In this paper, the authors propose a very cute little experiment for testing some of Eyring's ideas. By using core-shell (liquid core - solid shell) colloidal particles that are sensitive to osmotic pressure, they are able to follow the permeation of encapsulated probes at various stresses.
 
In this paper, the authors propose a very cute little experiment for testing some of Eyring's ideas. By using core-shell (liquid core - solid shell) colloidal particles that are sensitive to osmotic pressure, they are able to follow the permeation of encapsulated probes at various stresses.

Revision as of 13:07, 8 October 2011

Entry by Emily Redston, AP 225, Fall 2011

Work in Progress

Entry by Emily Redston, AP 225, Fall 2011

Reference

Diffusion through colloidal shells under stress by J. Guery, J. Baudry, D. A. Weitz, P. M. Chaikin, and J. Bibette. Phys. Rev. E 79, 060402(R) (2009).

Introduction

One area of great interest in soft matter is encapsulation. With applications in almost all types of industrial domains, from the oil industry to food packaging, efficient storage of gases and liquid in solid containers is of tremendous technological and economical importance. Furthermore, encapsulation of active ingredients such as drugs, proteins, nutrients, or vitamins is essential for a myriad of applications, such as drug delivery and agrichemicals.

The goal of encapsulation is to protect the delicate substances inside from a harsh environment, and to retain their activity until some required time. Long-term storage of liquids or gases often involve internal pressures, which increase the tensile stress of the container wall. At a colloidal scale, it is the osmotic pressure difference between the internal and external medium that is relevant, rather than the hydrostatic pressure. Eyring proposed that the permeability of solids is associated with a diffusive process involving an activation mechanism. Unfortunately, many of his ideas have not been tested quantitatively and thus many fundamental concepts are not fully understood.

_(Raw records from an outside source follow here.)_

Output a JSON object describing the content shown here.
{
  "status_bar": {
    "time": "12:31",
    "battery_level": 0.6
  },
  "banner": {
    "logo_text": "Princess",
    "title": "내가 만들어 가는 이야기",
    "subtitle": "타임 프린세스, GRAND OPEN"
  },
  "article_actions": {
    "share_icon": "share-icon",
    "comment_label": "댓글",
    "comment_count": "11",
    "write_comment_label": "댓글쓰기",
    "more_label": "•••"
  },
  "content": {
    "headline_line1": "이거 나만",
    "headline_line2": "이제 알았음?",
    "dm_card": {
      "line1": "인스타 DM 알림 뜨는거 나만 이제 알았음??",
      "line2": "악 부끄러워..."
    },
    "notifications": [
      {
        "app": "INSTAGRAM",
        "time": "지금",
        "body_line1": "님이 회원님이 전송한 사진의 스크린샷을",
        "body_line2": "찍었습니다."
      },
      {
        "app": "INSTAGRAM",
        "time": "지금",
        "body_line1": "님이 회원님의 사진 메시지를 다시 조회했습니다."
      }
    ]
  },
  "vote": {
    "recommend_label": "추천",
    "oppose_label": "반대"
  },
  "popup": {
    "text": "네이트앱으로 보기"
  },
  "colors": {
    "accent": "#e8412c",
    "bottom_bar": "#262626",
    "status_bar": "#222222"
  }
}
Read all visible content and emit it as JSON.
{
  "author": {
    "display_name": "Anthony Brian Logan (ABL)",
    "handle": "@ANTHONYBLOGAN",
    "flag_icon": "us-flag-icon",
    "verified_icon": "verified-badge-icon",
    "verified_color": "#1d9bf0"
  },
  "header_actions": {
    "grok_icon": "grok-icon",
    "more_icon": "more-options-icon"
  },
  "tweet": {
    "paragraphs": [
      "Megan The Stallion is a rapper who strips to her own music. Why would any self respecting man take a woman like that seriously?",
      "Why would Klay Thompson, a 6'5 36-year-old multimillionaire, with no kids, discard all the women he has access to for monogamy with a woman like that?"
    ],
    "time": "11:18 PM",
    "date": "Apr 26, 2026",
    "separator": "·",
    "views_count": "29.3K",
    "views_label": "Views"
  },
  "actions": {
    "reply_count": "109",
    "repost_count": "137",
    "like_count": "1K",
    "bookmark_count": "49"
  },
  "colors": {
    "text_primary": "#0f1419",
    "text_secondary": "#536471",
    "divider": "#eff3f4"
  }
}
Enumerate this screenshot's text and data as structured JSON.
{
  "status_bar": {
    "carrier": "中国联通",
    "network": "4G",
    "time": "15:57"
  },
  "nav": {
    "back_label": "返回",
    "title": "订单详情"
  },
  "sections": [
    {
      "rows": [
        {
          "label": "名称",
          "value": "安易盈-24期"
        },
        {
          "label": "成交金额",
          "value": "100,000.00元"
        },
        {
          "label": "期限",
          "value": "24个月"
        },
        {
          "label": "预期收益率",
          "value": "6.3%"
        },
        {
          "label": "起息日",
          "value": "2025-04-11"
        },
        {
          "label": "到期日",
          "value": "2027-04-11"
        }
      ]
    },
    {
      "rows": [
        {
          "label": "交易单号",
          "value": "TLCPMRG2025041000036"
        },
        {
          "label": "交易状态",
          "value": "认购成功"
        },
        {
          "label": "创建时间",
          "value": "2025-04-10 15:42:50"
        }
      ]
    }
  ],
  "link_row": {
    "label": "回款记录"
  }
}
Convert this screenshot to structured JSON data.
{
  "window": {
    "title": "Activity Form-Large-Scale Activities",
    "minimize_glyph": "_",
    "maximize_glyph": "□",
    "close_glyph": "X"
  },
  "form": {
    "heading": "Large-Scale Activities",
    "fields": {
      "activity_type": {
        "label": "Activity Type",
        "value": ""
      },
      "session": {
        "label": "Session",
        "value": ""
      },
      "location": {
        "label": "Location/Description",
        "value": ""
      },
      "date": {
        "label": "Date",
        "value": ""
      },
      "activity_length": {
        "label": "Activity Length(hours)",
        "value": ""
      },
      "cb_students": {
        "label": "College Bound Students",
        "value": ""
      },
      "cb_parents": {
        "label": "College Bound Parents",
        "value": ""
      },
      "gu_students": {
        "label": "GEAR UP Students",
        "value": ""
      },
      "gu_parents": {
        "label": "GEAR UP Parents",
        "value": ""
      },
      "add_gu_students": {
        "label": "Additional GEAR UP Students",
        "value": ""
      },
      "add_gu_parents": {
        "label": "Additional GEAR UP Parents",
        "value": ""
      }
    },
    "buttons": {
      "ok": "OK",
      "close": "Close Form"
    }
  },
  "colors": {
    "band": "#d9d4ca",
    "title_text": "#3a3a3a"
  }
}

In this paper, the authors propose a very cute little experiment for testing some of Eyring's ideas. By using core-shell (liquid core - solid shell) colloidal particles that are sensitive to osmotic pressure, they are able to follow the permeation of encapsulated probes at various stresses.

Experimental Set-Up

Results

Conclusion